The Metropolitan Pier and Exposition Authority of Illinois trimmed its spread penalties in the first primary outing of an Illinois-linked borrower to reap the benefits of the state’s positive rating momentum.
The agency that manages Chicago’s downtown convention center campus priced $811 million of refunding bonds Thursday.
It saw a 98 basis point spread to the Municipal Market Data’s AAA benchmark on its later maturing term bonds, and when accounting for the 4% coupons on the maturities the spread shrinks by 15 bps. Spreads also reflected a premium due the forward delivery of bonds in March which widens them.
Despite the premium, spread penalties narrowed to double-digits from triple digits.

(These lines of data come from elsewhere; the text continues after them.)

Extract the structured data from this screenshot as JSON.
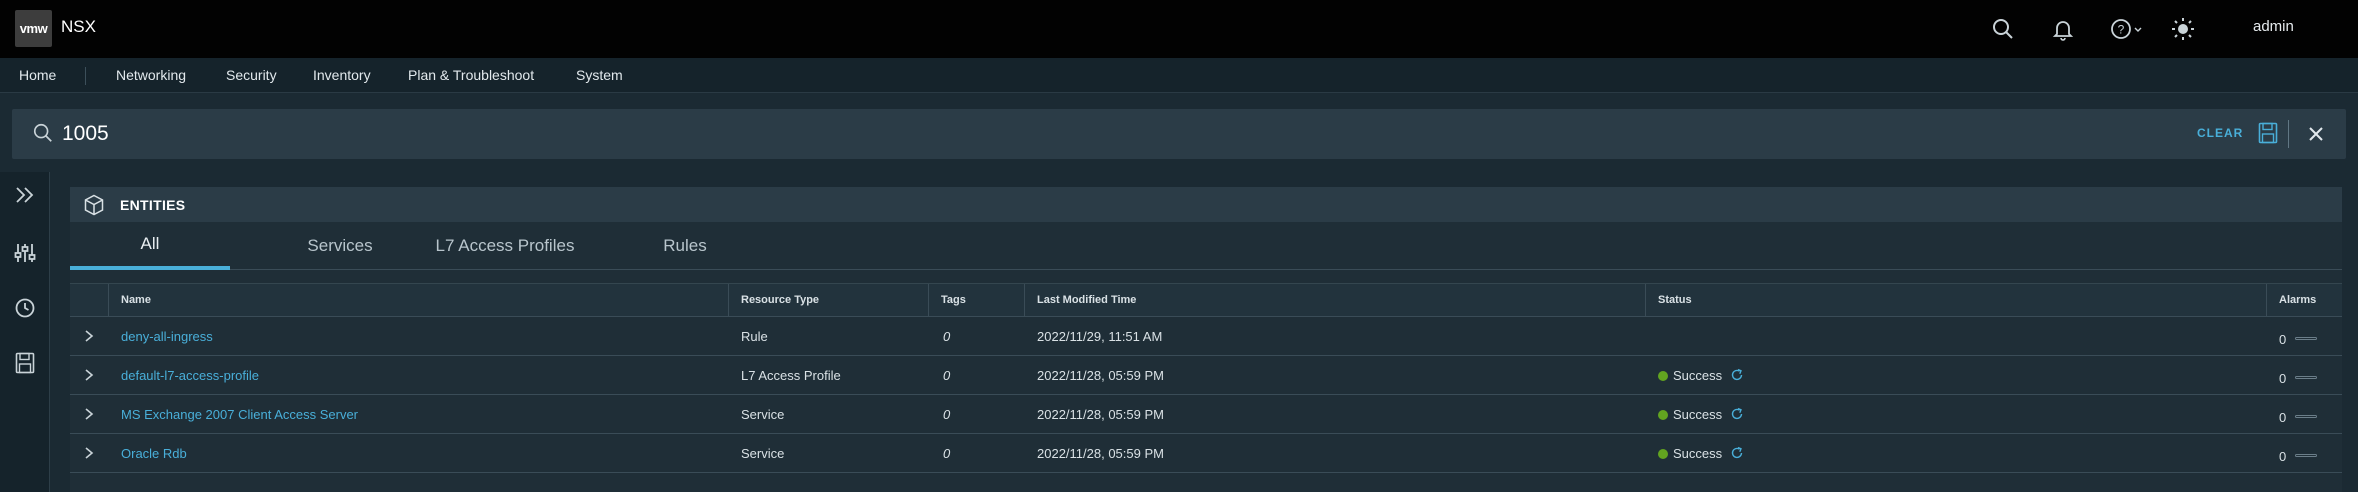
{
  "header": {
    "logo_text": "vmw",
    "app_title": "NSX",
    "user": "admin",
    "icons": [
      "search-icon",
      "bell-icon",
      "help-icon",
      "brightness-icon"
    ]
  },
  "nav": {
    "items": [
      "Home",
      "Networking",
      "Security",
      "Inventory",
      "Plan & Troubleshoot",
      "System"
    ]
  },
  "search": {
    "value": "1005",
    "clear_label": "CLEAR"
  },
  "entities": {
    "title": "ENTITIES",
    "tabs": [
      "All",
      "Services",
      "L7 Access Profiles",
      "Rules"
    ],
    "active_tab": "All",
    "columns": [
      "Name",
      "Resource Type",
      "Tags",
      "Last Modified Time",
      "Status",
      "Alarms"
    ],
    "rows": [
      {
        "name": "deny-all-ingress",
        "type": "Rule",
        "tags": "0",
        "modified": "2022/11/29, 11:51 AM",
        "status": "",
        "alarms": "0"
      },
      {
        "name": "default-l7-access-profile",
        "type": "L7 Access Profile",
        "tags": "0",
        "modified": "2022/11/28, 05:59 PM",
        "status": "Success",
        "alarms": "0"
      },
      {
        "name": "MS Exchange 2007 Client Access Server",
        "type": "Service",
        "tags": "0",
        "modified": "2022/11/28, 05:59 PM",
        "status": "Success",
        "alarms": "0"
      },
      {
        "name": "Oracle Rdb",
        "type": "Service",
        "tags": "0",
        "modified": "2022/11/28, 05:59 PM",
        "status": "Success",
        "alarms": "0"
      }
    ]
  },
  "colors": {
    "accent": "#49afd9",
    "success": "#62a420",
    "header_bg": "#020202",
    "panel_bg": "#1f2e37"
  }
}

MPEA saw a 199 bp spread on the only tax-exempt tranche in the agency’s deal last summer — a 22-year bond with a 5% coupon. In an early sign that the agency would fare better in the deal that priced Thursday, that bond had been trading at a 52 bp spread.
In a deal that priced in late 2019 and closed in early 2020, MPEA’s 30-year bond with a 4% coupon settled at a 162 bp spread to the AAA and more recently was trading at a 67 bp spread. Another 30-year bond in the deal with a 5% coupon landed at a 132 bp spread and had more recently traded at a 43 bp spread.

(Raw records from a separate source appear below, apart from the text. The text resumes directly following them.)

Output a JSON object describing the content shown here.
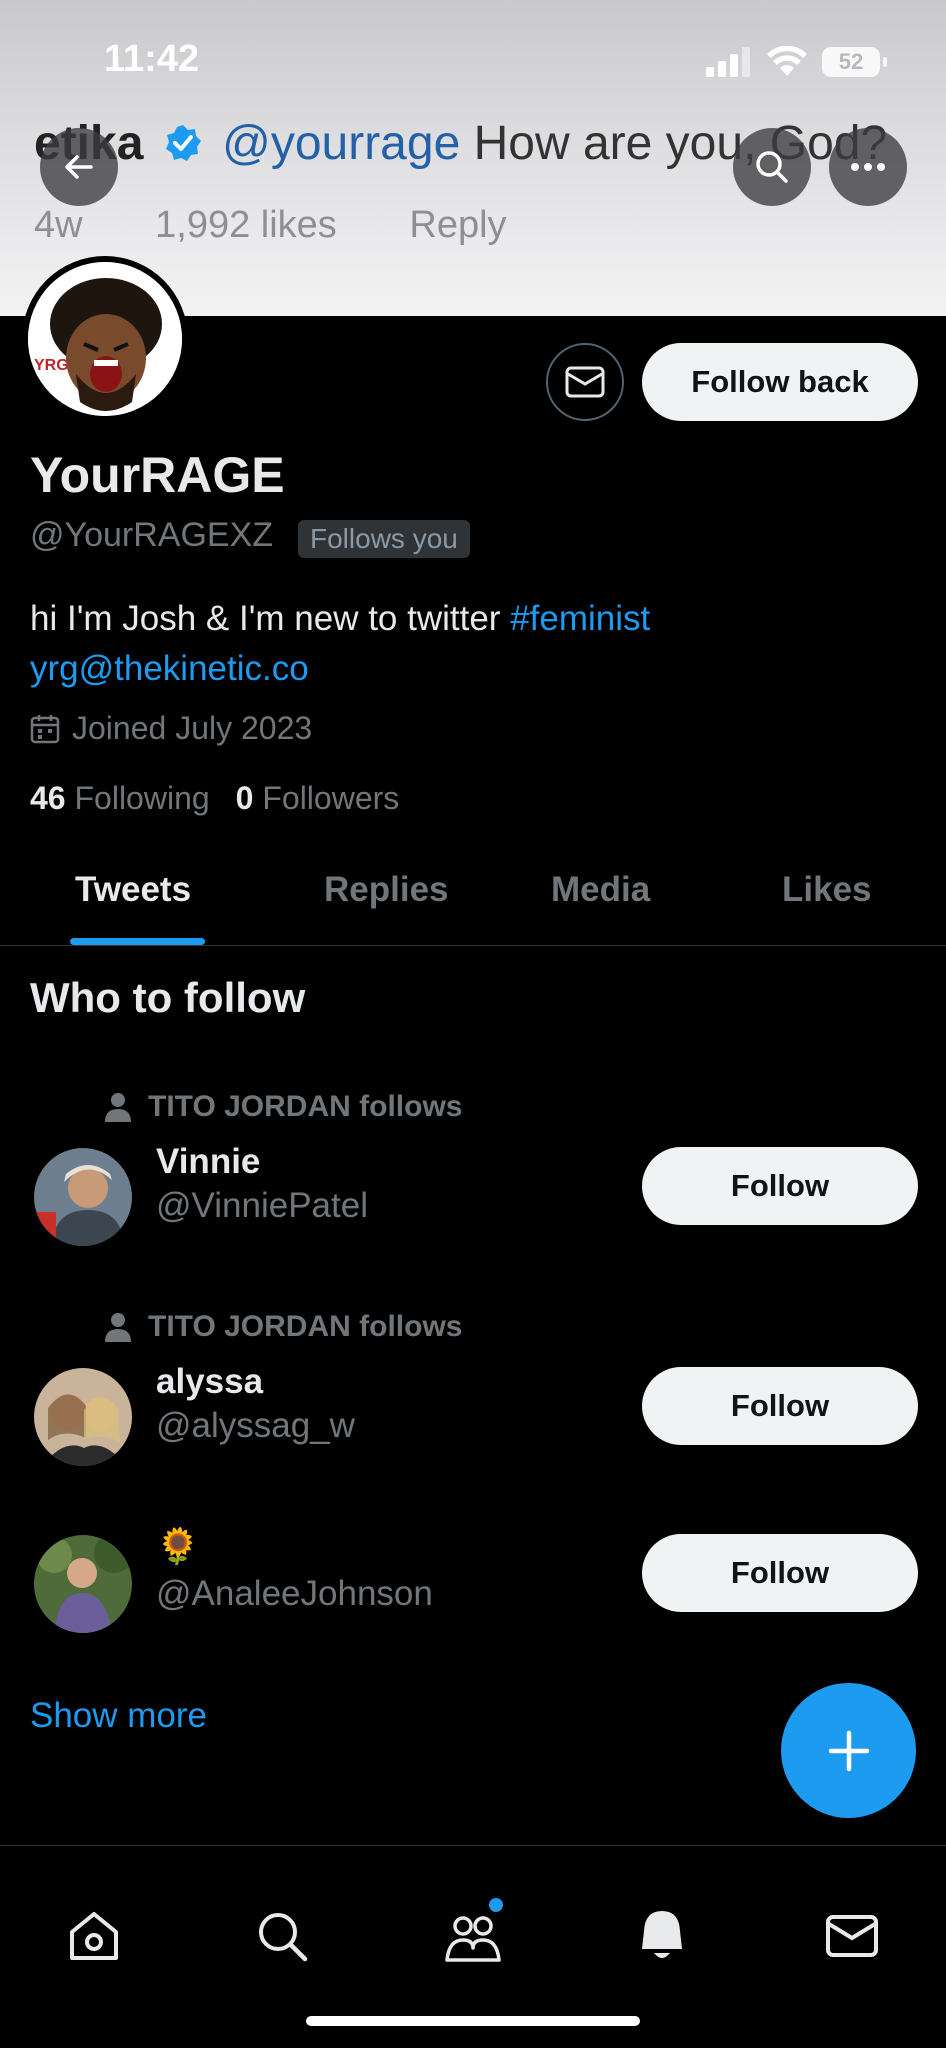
{
  "status_bar": {
    "time": "11:42",
    "battery": "52"
  },
  "background_tweet": {
    "user": "etika",
    "mention": "@yourrage",
    "text": "How are you, God?",
    "age": "4w",
    "likes": "1,992 likes",
    "reply": "Reply"
  },
  "profile": {
    "display_name": "YourRAGE",
    "handle": "@YourRAGEXZ",
    "follows_you": "Follows you",
    "follow_back_label": "Follow back",
    "bio_text": "hi I'm Josh & I'm new to twitter",
    "bio_hashtag": "#feminist",
    "bio_email": "yrg@thekinetic.co",
    "joined": "Joined July 2023",
    "following_count": "46",
    "following_label": "Following",
    "followers_count": "0",
    "followers_label": "Followers"
  },
  "tabs": [
    {
      "label": "Tweets",
      "active": true
    },
    {
      "label": "Replies",
      "active": false
    },
    {
      "label": "Media",
      "active": false
    },
    {
      "label": "Likes",
      "active": false
    }
  ],
  "who_to_follow": {
    "title": "Who to follow",
    "suggestions": [
      {
        "context": "TITO JORDAN follows",
        "name": "Vinnie",
        "handle": "@VinniePatel",
        "button": "Follow"
      },
      {
        "context": "TITO JORDAN follows",
        "name": "alyssa",
        "handle": "@alyssag_w",
        "button": "Follow"
      },
      {
        "context": "",
        "name": "🌻",
        "handle": "@AnaleeJohnson",
        "button": "Follow"
      }
    ],
    "show_more": "Show more"
  },
  "bottom_nav": [
    "home-icon",
    "search-icon",
    "communities-icon",
    "notifications-icon",
    "messages-icon"
  ],
  "colors": {
    "accent": "#1d9bf0",
    "background": "#000000",
    "muted": "#71767b"
  }
}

A combination of market conditions with demand outstripping supply, a hunt for yield, a wider national upswing of credit quality thanks to the flood of federal relief, and Met Pier rating and outlook upgrades that followed positive rating action on Illinois over the last month buoyed the deal.

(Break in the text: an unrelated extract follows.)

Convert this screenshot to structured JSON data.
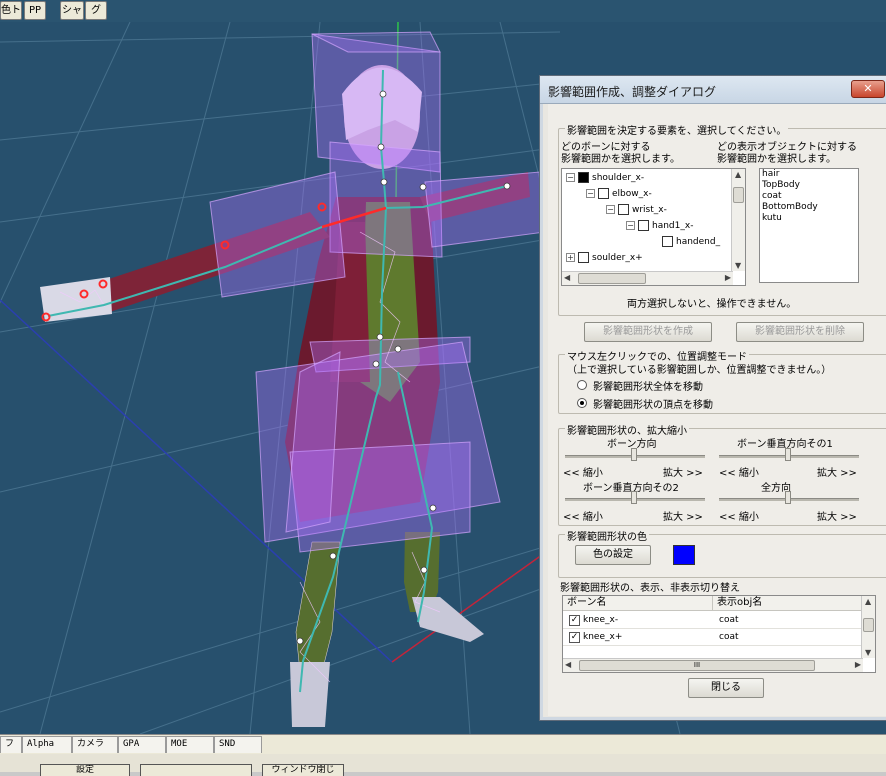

“Munis of all stripes have been enjoying favorable perceptions of credit quality. Spreads (a leading indicator of credit quality) have been trending lower for the past six months and this is especially noticeable in some of the states with the highest profiles” like Illinois, New Jersey, and Connecticut, said Daniel Berger, senior market strategist at MMD-Refinitiv, said in the firm’s weekly report.
MPEA said it received orders from 49 investors.
“Interest in the authority’s bonds was strong across all maturities, including the current interest bonds and the capital appreciation bonds,” MPEA said in a statement. “While it’s always difficult to pinpoint, there were a number of tailwinds that likely helped the authority achieve a successful pricing” including rating momentum and market conditions.
The tourism and entertainment-driven taxes that backstop the authority’s debt were pummeled by the travel and social distancing measures imposed to fight the COVID-19 pandemic.
The deal scoops and tosses near-term debt service so Met Pier won’t have to draw on a state sales tax backup in fiscal 2022. The deal also achieved net present value savings.
Future scoop-and-toss restructurings are expected as the agency tries to match rebounding tax revenues on hotels, auto rentals, restaurants, and airport taxi rides — all of which plummeted in late fiscal 2020 and continued through fiscal 2021 — while also trimming the demands of an escalating debt service schedule.
Taxes are picking up and operations are resuming with the annual Chicago Auto Show opening Thursday for a five-day run. It typically runs in February for 10 days.
Ahead of the deal Fitch Ratings lifted MPEA’s outlook to positive from negative, affirming its BB-plus rating. That kept the rating one notch below the state’s. Fitch caps the rating at one notch below the state due to appropriation risk. Fitch last month moved the outlook on the state’s BBB-minus rating to positive.
S&P Global Ratings upgraded MPEA to BBB-plus with a stable outlook, citing its recent upgrade of Illinois to BBB from BBB-minus. S&P caps the rating at one notch above the state.
Kroll Bond Rating Agency assigned a first-time rating of AA-minus with a stable outlook.
Moody’s Investors Service raised MPEA’s rating one notch, bringing it back into investment grade at Baa3 after raising the state’s rating one notch to Baa2 earlier this month. It was not asked to rate the new MPEA bonds.
The agency has $3 billion of debt. Goldman Sachs and Citigroup were co-joint bookrunning senior managers.